The use of four-legged friends on campus to stave off emotional issues has not increased despite supportive laws and wider knowledge, according to University of Wisconsin officials.
Emotional support animals help people who struggle with anxiety and depression through their furry charms and can range widely in species and size. While their visibility on campuses around the country has grown, UW housing officials said the rate at which people apply for animal accommodations has remained roughly the same.
Under federal law, landlords, including university housing, must make accommodations for those with a documented need for an emotional support animal, regardless of pet policy.
Normally UW housing only allows pets in the form of fish, but residents may apply for a permit through the McBurney Disability Resource Center, said UW housing spokesperson Brian Ward. He said his department has seen an increase in questions regarding therapy animals, but the number who follow up with an actual application has not risen markedly.
“They go through a process and we go to physicians who have to say this is a requirement for a student,” Ward said.
He said the process is the same as the one used to apply for a service dog.
Once a student is approved for a therapy animal, housing examines each case individually to determine the best dorm possible for students. Ward said they usually do not have many issues involving the animals.

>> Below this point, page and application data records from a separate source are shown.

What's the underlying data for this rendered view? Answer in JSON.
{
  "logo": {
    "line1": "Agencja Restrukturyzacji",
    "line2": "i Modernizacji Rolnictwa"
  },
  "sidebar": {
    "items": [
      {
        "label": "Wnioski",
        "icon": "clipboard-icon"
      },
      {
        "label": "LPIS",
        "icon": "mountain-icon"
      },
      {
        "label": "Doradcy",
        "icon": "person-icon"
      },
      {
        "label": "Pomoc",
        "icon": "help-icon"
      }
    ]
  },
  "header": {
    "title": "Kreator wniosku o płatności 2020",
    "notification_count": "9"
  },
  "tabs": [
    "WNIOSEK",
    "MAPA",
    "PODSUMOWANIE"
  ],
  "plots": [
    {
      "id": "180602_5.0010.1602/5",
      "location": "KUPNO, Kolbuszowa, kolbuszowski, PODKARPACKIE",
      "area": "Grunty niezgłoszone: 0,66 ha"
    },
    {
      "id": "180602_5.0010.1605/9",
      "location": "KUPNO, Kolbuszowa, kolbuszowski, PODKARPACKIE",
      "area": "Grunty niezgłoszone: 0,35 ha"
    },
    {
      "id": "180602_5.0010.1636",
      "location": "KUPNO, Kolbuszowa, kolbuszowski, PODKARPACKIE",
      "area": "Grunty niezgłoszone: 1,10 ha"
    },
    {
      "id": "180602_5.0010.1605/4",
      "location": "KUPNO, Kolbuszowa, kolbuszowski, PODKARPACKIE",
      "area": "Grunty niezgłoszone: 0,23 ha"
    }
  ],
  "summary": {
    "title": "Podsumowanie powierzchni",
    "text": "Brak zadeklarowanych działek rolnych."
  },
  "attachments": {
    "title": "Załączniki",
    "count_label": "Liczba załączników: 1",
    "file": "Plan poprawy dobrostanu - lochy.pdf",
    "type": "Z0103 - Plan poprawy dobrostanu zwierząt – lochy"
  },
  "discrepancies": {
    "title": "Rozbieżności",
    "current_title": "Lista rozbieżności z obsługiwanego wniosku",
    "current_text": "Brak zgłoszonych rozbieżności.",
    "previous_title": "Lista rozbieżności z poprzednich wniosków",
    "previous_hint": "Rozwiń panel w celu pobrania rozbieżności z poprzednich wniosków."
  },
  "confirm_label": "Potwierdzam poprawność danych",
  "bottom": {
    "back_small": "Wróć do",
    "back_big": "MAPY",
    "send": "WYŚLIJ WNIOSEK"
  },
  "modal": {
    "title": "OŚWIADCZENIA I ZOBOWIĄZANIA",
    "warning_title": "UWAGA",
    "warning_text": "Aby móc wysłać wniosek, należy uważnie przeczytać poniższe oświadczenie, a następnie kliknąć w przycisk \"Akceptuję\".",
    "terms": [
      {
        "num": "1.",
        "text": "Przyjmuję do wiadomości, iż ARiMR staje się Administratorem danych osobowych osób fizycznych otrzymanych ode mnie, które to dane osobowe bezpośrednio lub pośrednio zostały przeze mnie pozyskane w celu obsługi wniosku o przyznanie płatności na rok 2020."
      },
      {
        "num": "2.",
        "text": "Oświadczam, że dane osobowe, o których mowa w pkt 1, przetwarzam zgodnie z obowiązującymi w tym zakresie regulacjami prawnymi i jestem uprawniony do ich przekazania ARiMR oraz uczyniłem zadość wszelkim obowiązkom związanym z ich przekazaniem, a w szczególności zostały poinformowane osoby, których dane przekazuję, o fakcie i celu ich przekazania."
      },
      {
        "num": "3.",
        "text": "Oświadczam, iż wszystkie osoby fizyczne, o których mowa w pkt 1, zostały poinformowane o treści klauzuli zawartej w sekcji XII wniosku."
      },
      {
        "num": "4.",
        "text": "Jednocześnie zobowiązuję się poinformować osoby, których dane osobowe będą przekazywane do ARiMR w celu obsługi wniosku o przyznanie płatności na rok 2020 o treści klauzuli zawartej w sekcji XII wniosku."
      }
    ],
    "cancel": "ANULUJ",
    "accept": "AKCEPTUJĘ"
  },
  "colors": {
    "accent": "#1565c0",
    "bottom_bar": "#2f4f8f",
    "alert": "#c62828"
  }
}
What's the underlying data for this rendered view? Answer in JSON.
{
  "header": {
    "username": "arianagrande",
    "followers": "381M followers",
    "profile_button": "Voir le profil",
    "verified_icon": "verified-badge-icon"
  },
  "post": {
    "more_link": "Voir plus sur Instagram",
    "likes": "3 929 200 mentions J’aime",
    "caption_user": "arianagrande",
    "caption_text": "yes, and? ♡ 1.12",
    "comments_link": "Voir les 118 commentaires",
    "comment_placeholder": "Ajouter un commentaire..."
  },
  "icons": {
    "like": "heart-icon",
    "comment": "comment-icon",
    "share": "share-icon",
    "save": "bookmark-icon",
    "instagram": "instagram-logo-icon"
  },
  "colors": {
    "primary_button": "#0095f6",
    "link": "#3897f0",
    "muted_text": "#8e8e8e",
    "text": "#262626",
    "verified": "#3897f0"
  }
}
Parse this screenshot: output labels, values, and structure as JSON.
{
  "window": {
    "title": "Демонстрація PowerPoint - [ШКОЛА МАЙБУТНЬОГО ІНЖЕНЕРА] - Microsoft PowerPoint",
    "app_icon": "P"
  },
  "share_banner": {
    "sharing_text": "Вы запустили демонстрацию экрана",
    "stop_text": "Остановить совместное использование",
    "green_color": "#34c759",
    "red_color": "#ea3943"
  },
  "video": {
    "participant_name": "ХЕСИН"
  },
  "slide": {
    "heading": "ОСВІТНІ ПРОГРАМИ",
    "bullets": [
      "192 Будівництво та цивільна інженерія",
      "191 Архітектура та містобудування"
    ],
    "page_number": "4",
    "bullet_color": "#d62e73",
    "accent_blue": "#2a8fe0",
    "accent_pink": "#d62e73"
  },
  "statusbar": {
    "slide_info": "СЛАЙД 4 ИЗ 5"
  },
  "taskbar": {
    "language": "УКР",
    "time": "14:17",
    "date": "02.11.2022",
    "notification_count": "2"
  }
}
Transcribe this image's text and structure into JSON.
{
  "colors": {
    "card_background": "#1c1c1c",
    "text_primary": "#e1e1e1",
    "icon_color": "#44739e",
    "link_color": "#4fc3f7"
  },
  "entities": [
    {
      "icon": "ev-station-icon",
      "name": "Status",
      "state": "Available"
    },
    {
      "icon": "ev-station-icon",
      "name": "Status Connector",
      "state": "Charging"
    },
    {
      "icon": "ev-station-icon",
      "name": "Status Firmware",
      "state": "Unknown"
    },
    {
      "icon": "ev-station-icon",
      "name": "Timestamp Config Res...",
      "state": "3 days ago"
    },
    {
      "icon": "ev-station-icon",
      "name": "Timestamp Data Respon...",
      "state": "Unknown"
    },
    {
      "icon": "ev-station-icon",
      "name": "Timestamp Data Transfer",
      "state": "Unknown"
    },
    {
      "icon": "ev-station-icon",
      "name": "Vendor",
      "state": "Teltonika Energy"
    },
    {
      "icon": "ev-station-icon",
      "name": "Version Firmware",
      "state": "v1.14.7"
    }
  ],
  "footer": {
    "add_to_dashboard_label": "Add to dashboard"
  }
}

Liz Morrison, Dogs On Call vice president, said the presence of dogs and even cats can be very effective in relaxing people. Dogs On Call brings dogs to hospitals and schools to help relieve the anxiety before treatment or when studying for an exam. They frequently visit UW dorms before finals.
“What we found is that students come rushing to see the dogs, especially those who are away from home for the first time,” Morrison said.
She said people will often stay for the entire three hours dogs are visiting a dorm, with many laughing and sometimes crying. She said many students reported a significant decrease in their stress levels, some even claiming to have done better on their exams after petting the dogs.
Morrison said for some students, the added work that comes from taking care of a dog is worth the emotional payout.
“We have people who follow us around from place to place, so there are people who long to be with dogs,” Morrison said.
Morrison, who owns two therapy dogs, said while the novelty would probably wear off from owning a dog, there certainly exists a segment of the population who will always benefit from dog ownership.
She said she believes this is especially true for those who have grown up with dogs and now find themselves facing the often times daunting setting of university campus.
“People know when they come in, they’re going to get some unconditional love and their stress levels will go down,” Morrison said.
The difficulties of owning a dog, especially during the winter, are not all that great, Morrison said. Dogs adapt well to the winter and even those who are bothered by it can always wear a jacket, she said.
Houses and apartment buildings around campus are required to accommodate anyone with a legitimate need. Steve Brown Apartments, which controls such buildings as Brownhouse and Lucky Apartments, and has a number of dog owners, declined to comment but said they adhere to the law. Aberdeen Apartments and The HUB also declined comment.